§ **Activity**: All entries below must be retyped exactly, though pictures are to be skipped.

§ **Provided data**:
◇ ◇ ◇ ◇

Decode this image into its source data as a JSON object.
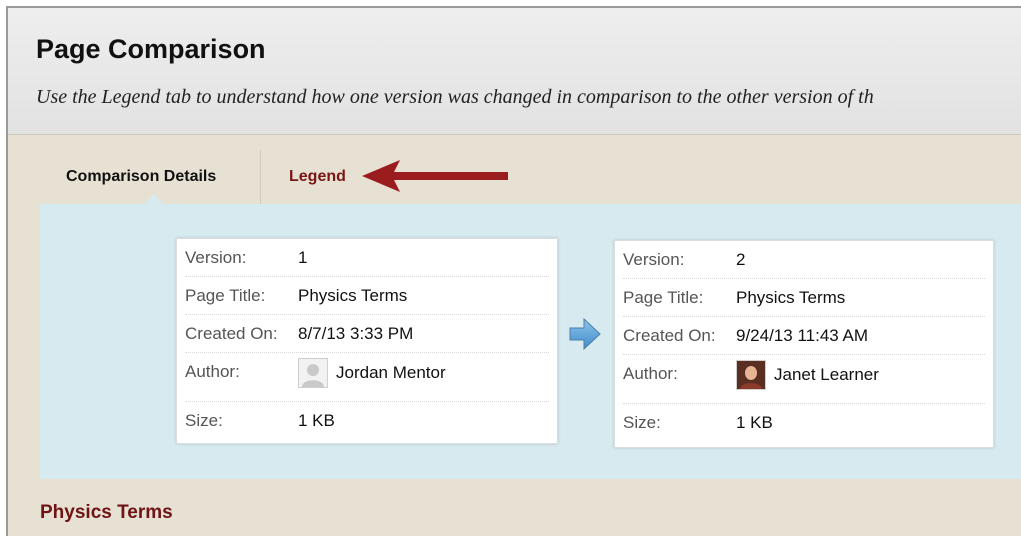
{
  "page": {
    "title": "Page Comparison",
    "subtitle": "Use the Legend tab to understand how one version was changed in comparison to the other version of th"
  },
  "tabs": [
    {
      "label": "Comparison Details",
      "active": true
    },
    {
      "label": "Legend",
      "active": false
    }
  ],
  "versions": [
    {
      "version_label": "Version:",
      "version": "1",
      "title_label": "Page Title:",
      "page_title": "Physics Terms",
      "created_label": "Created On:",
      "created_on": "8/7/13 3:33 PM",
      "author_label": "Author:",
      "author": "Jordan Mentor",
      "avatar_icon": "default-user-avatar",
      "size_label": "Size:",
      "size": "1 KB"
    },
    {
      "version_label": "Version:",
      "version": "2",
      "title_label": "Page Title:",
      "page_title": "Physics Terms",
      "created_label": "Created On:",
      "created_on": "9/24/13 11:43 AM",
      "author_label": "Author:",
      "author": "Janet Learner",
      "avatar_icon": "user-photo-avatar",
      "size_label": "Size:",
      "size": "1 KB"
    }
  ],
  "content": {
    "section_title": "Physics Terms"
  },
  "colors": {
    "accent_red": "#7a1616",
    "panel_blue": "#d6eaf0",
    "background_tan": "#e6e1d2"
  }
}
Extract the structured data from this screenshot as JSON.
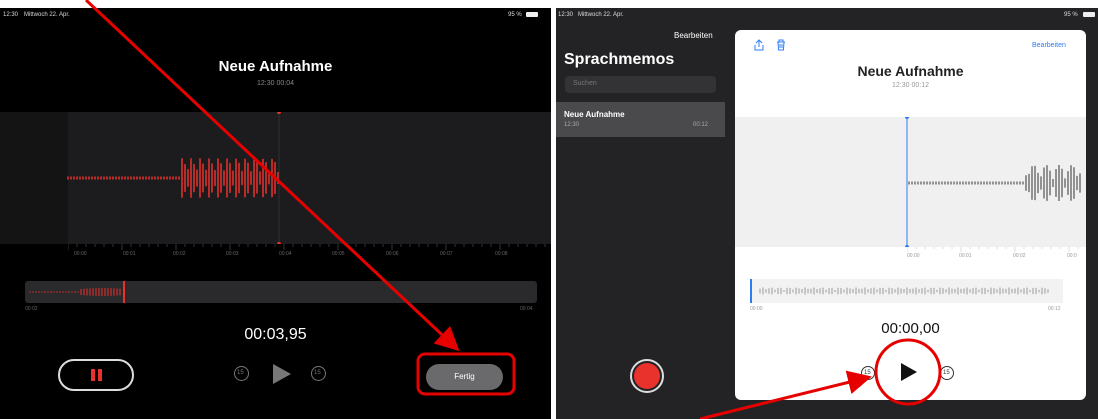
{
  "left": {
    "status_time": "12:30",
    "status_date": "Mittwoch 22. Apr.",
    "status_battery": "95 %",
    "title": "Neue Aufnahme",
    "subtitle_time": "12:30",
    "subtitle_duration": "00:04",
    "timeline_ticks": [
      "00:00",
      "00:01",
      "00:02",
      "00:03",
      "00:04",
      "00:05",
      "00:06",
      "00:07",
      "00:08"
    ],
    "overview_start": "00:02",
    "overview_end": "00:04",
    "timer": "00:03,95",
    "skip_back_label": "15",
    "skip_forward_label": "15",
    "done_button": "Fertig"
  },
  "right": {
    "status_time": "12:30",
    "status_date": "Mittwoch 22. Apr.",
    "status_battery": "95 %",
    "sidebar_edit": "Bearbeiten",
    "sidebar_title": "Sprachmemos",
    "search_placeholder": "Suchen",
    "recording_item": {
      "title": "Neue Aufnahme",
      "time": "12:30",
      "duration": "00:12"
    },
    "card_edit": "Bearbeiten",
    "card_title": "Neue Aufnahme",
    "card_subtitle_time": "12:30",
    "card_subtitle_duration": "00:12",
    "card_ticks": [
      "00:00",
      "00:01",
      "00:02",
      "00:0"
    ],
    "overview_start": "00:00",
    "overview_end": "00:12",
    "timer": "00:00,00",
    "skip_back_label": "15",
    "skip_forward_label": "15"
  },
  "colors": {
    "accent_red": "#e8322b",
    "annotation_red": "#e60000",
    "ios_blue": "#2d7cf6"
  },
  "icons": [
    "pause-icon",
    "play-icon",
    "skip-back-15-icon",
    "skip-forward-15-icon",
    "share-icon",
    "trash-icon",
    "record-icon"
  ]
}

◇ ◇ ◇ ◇

§ **Expected output**:
Decode this image into its source data as a JSON object.
{
  "page": {
    "title": "Page Comparison",
    "subtitle": "Use the Legend tab to understand how one version was changed in comparison to the other version of th"
  },
  "tabs": [
    {
      "label": "Comparison Details",
      "active": true
    },
    {
      "label": "Legend",
      "active": false
    }
  ],
  "versions": [
    {
      "version_label": "Version:",
      "version": "1",
      "title_label": "Page Title:",
      "page_title": "Physics Terms",
      "created_label": "Created On:",
      "created_on": "8/7/13 3:33 PM",
      "author_label": "Author:",
      "author": "Jordan Mentor",
      "avatar_icon": "default-user-avatar",
      "size_label": "Size:",
      "size": "1 KB"
    },
    {
      "version_label": "Version:",
      "version": "2",
      "title_label": "Page Title:",
      "page_title": "Physics Terms",
      "created_label": "Created On:",
      "created_on": "9/24/13 11:43 AM",
      "author_label": "Author:",
      "author": "Janet Learner",
      "avatar_icon": "user-photo-avatar",
      "size_label": "Size:",
      "size": "1 KB"
    }
  ],
  "content": {
    "section_title": "Physics Terms"
  },
  "colors": {
    "accent_red": "#7a1616",
    "panel_blue": "#d6eaf0",
    "background_tan": "#e6e1d2"
  }
}
Extract the structured data from this screenshot as JSON.
{
  "left": {
    "status_time": "12:30",
    "status_date": "Mittwoch 22. Apr.",
    "status_battery": "95 %",
    "title": "Neue Aufnahme",
    "subtitle_time": "12:30",
    "subtitle_duration": "00:04",
    "timeline_ticks": [
      "00:00",
      "00:01",
      "00:02",
      "00:03",
      "00:04",
      "00:05",
      "00:06",
      "00:07",
      "00:08"
    ],
    "overview_start": "00:02",
    "overview_end": "00:04",
    "timer": "00:03,95",
    "skip_back_label": "15",
    "skip_forward_label": "15",
    "done_button": "Fertig"
  },
  "right": {
    "status_time": "12:30",
    "status_date": "Mittwoch 22. Apr.",
    "status_battery": "95 %",
    "sidebar_edit": "Bearbeiten",
    "sidebar_title": "Sprachmemos",
    "search_placeholder": "Suchen",
    "recording_item": {
      "title": "Neue Aufnahme",
      "time": "12:30",
      "duration": "00:12"
    },
    "card_edit": "Bearbeiten",
    "card_title": "Neue Aufnahme",
    "card_subtitle_time": "12:30",
    "card_subtitle_duration": "00:12",
    "card_ticks": [
      "00:00",
      "00:01",
      "00:02",
      "00:0"
    ],
    "overview_start": "00:00",
    "overview_end": "00:12",
    "timer": "00:00,00",
    "skip_back_label": "15",
    "skip_forward_label": "15"
  },
  "colors": {
    "accent_red": "#e8322b",
    "annotation_red": "#e60000",
    "ios_blue": "#2d7cf6"
  },
  "icons": [
    "pause-icon",
    "play-icon",
    "skip-back-15-icon",
    "skip-forward-15-icon",
    "share-icon",
    "trash-icon",
    "record-icon"
  ]
}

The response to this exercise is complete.